There are 500 Rook’s nests in the wood. Several years ago, with incentive from a government grant, Poplar Trees were planted to potentially supply a Belfast match factory. The factory closed prematurely and later in a heavy storm most of the shallow rooted Poplars were blown over into one of the lakes. A few of the Poplars remain. There are also several fine native trees including Scots Pines.
We were shown Red Deer, Wallabies (including an Albino), Emus, Rheas, Anglo-Nubian Goats, Jake the Donkey and a pen of “retired” racing pigeons and other fowl. A lot of the animals in the park have been “donated” by owners no longer able to look after them. These have included a Corn Snake, Macaws and a Terrapin.
We were shown a display of stuffed animals built up over the years as some “residents” have died off.
There is a remarkable larger than life polystyrene cow which has recently required protection with wire netting as Jackdaws have started pecking off pieces for their nests!
At the end of the tour we were entertained to light refreshments. The Chairperson thanked Alan and Charlene for a most interesting tour and congratulated them on how they were supporting wildlife at Annaginny.
Cookstown Wildlife Trust Ballyronan Marina Thursday 29th June 7.00pm
23 members met at Ballyronan Marina on a dry calm though cloudy evening. We were led by Jackie Arrell and Ian McNeill.
Interesting botanical specimens were found in the first few yards of our walk along the water’s edge at the slipway and marina. We were shown Red Valerian, Bittersweet, Liverwort, Shepherd’s-purse, Wall Speedwell, Marsh Woundwort, Flowering Rush, Water Mint, Water Forget-me-not, Great Willowherb, Bird’s-foot-trefoil, and Branched Bur-reed. Jackie explained the interesting life cycle of Branched Bur-reed.
Jackie also pointed out lots of white “Red valerian” on the high wall of the slipway.
Then on to the artificial “Wildflower Meadow” where we saw Yarrow, Wild Carrot, Knapweed, Ribwort Plantain, Greater Plantain, Oxeye Daisy, Ground-ivy and Lesser Trefoil. Despite the lateness of the evening and dull conditions a number of Blue-tail Damselflies were out.

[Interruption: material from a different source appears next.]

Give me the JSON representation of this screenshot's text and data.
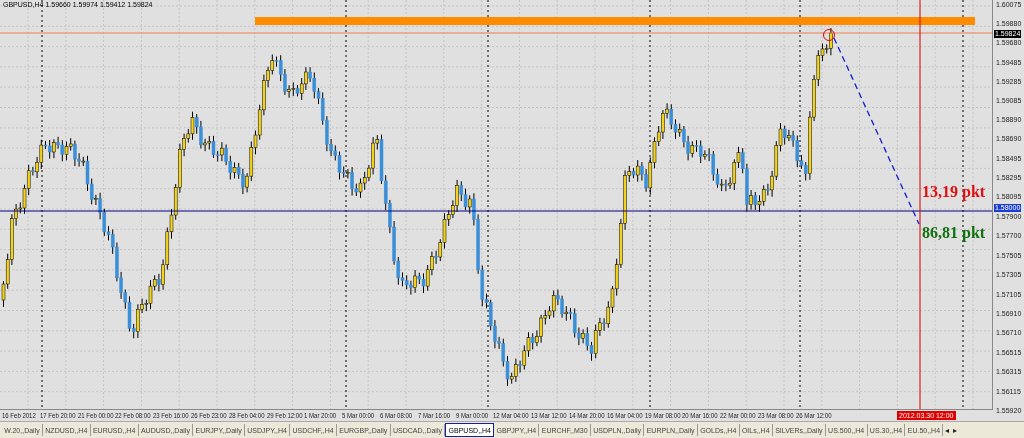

This is a relatively new artificial wildflower meadow only sown a couple of years ago. Some of the annuals present last year eg. Cornflower and Poppy were not showing this year. Ian explained that their seed was probably lying dormant. To germinate annuals require the soil to be disturbed regularly.
The two groups then entered the Woodland where Wood Avens, Wild Angelica, Hemlock Water-dropwort, Flag Iris, Hedge Woundwort, Teasel, Marsh Thistle, Red Campion and Common Marsh-bedstraw were seen as well as lots and lots of Himalayan Balsam.
Ian commented that a lot of the wildflower species he had recorded at the water’s edge in the wooded area in previous years have now disappeared probably due to nutrification of the soil from regular flooding by the lough in winter months.
Thanks to Jackie and Ian for leading us on a very interesting evening field trip.